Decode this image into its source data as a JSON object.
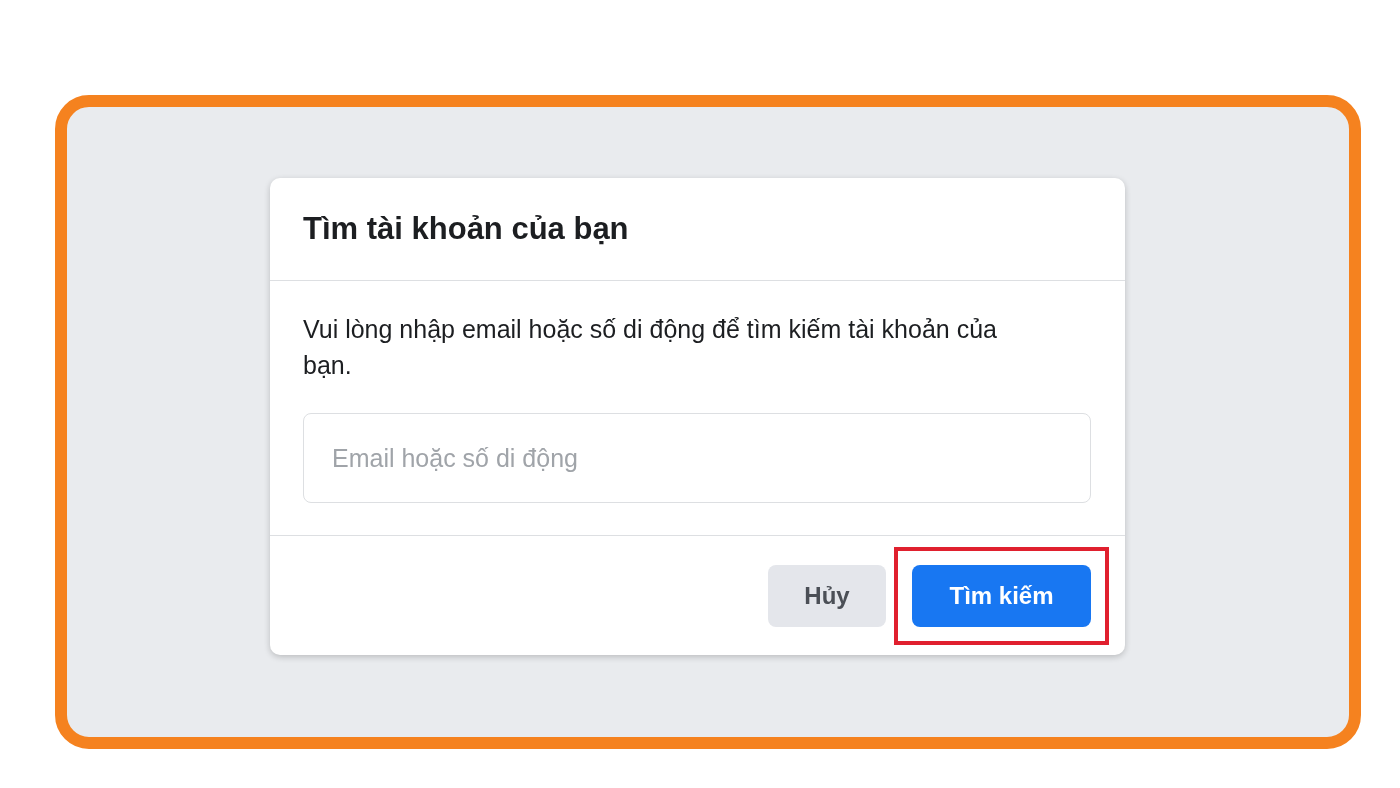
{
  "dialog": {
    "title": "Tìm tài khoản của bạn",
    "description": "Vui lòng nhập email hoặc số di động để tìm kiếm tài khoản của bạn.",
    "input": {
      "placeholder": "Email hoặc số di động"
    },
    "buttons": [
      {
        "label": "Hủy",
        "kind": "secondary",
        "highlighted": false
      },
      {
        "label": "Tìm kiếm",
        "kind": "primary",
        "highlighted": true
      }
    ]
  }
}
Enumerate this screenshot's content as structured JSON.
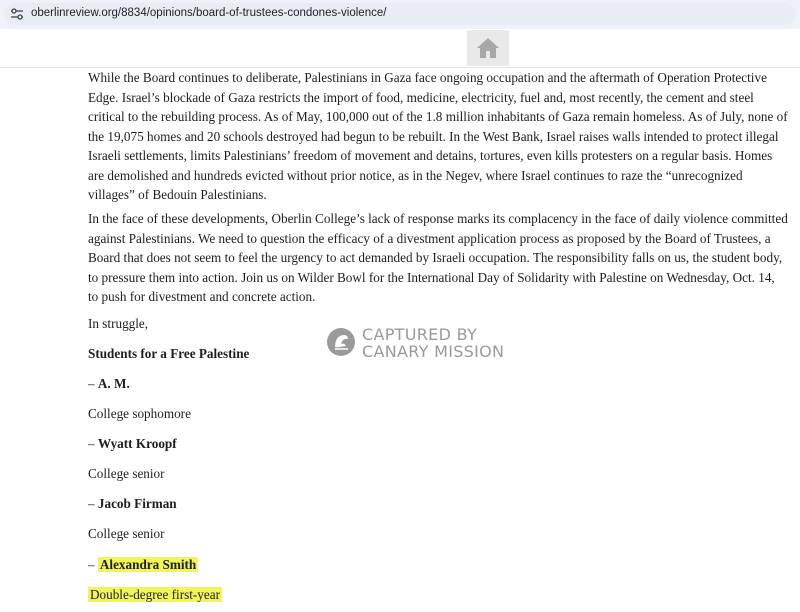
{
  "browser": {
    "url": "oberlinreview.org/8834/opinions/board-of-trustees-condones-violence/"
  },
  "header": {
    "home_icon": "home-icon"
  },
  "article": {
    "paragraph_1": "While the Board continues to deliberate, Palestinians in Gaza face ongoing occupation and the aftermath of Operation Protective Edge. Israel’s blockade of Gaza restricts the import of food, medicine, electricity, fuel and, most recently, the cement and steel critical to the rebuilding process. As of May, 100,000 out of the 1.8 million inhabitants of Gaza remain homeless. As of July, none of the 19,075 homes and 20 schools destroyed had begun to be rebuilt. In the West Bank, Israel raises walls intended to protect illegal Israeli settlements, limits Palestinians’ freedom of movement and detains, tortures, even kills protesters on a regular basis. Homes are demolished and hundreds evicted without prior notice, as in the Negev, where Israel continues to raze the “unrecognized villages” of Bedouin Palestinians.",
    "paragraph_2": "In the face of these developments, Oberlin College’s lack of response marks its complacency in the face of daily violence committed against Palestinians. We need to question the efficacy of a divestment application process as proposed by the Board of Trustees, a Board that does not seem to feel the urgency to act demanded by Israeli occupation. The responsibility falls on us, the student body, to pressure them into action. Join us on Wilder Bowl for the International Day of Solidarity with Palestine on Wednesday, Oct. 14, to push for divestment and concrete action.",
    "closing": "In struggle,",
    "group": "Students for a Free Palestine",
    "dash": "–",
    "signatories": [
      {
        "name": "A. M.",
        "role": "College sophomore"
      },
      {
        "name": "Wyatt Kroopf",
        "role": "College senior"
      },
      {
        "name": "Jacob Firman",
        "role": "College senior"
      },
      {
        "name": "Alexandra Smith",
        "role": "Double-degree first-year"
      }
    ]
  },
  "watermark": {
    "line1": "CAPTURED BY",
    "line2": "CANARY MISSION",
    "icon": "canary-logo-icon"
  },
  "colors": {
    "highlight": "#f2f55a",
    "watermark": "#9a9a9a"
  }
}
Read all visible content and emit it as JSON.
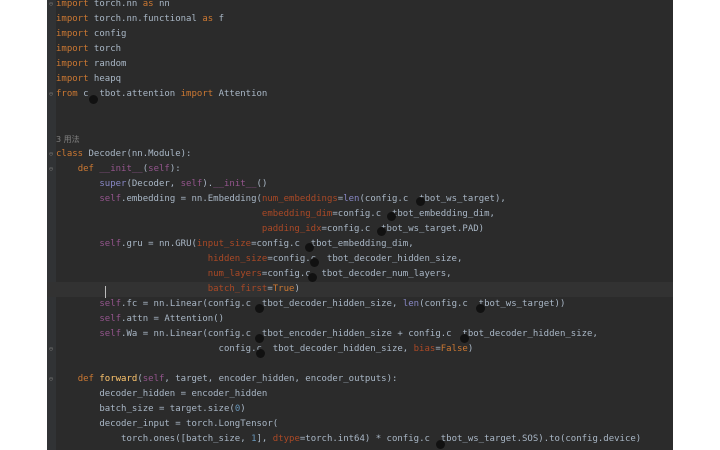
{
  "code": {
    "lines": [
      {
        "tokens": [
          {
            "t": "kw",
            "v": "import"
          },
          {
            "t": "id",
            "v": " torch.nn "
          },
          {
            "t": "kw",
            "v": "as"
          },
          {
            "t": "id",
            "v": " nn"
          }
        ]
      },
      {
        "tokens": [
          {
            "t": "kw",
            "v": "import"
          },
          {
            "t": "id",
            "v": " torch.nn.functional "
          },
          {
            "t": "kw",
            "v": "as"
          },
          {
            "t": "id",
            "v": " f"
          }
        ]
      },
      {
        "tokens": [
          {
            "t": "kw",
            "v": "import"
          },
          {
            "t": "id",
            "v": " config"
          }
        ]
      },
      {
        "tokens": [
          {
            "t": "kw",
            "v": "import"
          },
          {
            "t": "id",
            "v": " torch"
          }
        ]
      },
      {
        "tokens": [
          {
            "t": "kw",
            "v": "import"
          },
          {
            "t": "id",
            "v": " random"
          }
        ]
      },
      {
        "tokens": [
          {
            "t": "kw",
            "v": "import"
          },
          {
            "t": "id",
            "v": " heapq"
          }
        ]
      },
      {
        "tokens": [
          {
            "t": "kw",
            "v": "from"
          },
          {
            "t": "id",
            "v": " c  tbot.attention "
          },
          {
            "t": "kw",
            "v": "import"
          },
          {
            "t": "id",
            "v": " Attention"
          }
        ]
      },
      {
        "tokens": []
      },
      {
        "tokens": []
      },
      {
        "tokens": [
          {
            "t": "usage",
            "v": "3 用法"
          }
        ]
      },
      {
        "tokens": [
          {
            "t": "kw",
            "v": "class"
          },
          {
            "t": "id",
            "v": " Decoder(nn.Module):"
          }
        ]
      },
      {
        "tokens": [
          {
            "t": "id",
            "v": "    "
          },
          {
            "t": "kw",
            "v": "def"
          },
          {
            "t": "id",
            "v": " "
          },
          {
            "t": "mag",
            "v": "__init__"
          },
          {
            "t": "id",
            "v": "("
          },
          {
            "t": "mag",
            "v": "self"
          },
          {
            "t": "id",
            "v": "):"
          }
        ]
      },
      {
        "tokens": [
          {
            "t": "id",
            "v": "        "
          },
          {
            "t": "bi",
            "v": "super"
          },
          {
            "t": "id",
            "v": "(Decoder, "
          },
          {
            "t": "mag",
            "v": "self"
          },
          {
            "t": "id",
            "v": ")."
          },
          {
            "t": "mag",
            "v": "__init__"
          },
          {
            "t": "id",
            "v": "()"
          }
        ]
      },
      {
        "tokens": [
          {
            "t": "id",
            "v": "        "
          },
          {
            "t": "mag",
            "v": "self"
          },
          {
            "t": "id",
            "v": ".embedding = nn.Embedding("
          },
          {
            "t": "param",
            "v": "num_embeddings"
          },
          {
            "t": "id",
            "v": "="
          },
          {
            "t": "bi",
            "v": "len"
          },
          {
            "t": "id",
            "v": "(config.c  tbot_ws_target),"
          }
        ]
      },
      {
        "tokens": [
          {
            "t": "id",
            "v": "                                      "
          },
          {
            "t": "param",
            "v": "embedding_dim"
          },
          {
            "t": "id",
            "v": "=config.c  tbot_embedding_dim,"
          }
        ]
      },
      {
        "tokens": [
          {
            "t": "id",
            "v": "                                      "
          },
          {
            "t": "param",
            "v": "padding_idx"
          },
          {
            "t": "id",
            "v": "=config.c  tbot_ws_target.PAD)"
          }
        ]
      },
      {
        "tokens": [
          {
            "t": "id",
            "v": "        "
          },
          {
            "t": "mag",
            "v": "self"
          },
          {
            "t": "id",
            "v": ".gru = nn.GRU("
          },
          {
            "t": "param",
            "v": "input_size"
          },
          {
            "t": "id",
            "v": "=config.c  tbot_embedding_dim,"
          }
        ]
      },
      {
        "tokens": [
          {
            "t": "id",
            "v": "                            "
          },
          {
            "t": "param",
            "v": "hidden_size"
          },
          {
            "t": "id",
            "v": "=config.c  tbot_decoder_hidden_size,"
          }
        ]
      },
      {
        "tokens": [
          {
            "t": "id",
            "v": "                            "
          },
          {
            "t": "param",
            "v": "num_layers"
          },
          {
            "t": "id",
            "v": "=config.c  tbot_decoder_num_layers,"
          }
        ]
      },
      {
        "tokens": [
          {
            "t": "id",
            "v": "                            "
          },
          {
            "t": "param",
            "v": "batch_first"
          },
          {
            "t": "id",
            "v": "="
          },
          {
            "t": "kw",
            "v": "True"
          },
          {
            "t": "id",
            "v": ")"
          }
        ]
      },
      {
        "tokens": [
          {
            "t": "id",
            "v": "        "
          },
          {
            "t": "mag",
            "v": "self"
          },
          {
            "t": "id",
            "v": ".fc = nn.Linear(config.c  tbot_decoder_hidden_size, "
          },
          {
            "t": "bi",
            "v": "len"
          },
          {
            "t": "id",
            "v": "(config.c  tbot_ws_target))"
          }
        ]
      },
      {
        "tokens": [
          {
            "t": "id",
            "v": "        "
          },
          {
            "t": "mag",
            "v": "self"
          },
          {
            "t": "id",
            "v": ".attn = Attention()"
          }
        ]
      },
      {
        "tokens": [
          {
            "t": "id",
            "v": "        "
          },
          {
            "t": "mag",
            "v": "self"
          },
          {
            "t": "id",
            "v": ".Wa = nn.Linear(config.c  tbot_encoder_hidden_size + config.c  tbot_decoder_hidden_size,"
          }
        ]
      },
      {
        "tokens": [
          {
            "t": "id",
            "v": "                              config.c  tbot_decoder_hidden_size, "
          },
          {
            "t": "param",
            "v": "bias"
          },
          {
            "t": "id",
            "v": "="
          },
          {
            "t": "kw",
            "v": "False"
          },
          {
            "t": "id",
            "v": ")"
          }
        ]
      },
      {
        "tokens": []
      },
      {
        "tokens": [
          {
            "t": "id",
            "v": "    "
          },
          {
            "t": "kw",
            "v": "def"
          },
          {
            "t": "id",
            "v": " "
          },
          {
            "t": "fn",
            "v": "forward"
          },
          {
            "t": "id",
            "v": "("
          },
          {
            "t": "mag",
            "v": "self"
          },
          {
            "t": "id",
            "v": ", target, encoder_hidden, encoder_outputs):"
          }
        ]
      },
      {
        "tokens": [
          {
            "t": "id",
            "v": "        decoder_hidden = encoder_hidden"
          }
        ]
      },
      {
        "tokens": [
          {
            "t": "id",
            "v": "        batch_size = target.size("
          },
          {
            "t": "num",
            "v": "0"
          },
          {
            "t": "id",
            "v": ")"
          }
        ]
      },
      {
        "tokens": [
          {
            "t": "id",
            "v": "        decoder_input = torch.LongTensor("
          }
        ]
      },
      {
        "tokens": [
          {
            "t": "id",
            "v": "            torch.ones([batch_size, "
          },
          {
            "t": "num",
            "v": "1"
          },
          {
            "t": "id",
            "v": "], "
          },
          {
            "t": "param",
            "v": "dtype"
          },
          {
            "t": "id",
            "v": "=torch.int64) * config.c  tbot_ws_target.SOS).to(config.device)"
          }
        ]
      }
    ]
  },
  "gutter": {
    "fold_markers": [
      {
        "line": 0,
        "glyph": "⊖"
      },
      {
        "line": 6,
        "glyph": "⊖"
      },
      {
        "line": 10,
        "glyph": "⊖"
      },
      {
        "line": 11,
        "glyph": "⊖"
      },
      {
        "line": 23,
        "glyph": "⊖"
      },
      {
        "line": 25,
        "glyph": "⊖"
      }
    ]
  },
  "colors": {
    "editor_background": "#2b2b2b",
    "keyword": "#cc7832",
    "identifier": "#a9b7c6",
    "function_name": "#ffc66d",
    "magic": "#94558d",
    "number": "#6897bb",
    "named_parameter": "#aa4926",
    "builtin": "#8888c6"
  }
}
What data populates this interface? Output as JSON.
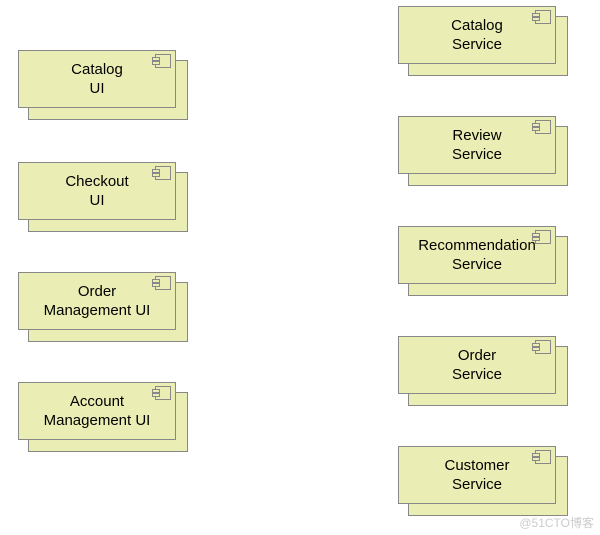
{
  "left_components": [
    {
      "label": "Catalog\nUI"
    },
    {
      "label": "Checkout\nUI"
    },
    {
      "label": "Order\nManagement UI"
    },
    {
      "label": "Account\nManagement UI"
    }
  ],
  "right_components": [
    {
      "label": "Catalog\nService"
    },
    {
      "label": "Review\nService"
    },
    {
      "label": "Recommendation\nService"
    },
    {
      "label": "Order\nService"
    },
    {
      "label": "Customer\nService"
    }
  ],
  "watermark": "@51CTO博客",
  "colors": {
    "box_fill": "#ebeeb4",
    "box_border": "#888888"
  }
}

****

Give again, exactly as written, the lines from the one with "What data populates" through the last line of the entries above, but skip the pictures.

What data populates this interface? Output as JSON.
{
  "left_components": [
    {
      "label": "Catalog\nUI"
    },
    {
      "label": "Checkout\nUI"
    },
    {
      "label": "Order\nManagement UI"
    },
    {
      "label": "Account\nManagement UI"
    }
  ],
  "right_components": [
    {
      "label": "Catalog\nService"
    },
    {
      "label": "Review\nService"
    },
    {
      "label": "Recommendation\nService"
    },
    {
      "label": "Order\nService"
    },
    {
      "label": "Customer\nService"
    }
  ],
  "watermark": "@51CTO博客",
  "colors": {
    "box_fill": "#ebeeb4",
    "box_border": "#888888"
  }
}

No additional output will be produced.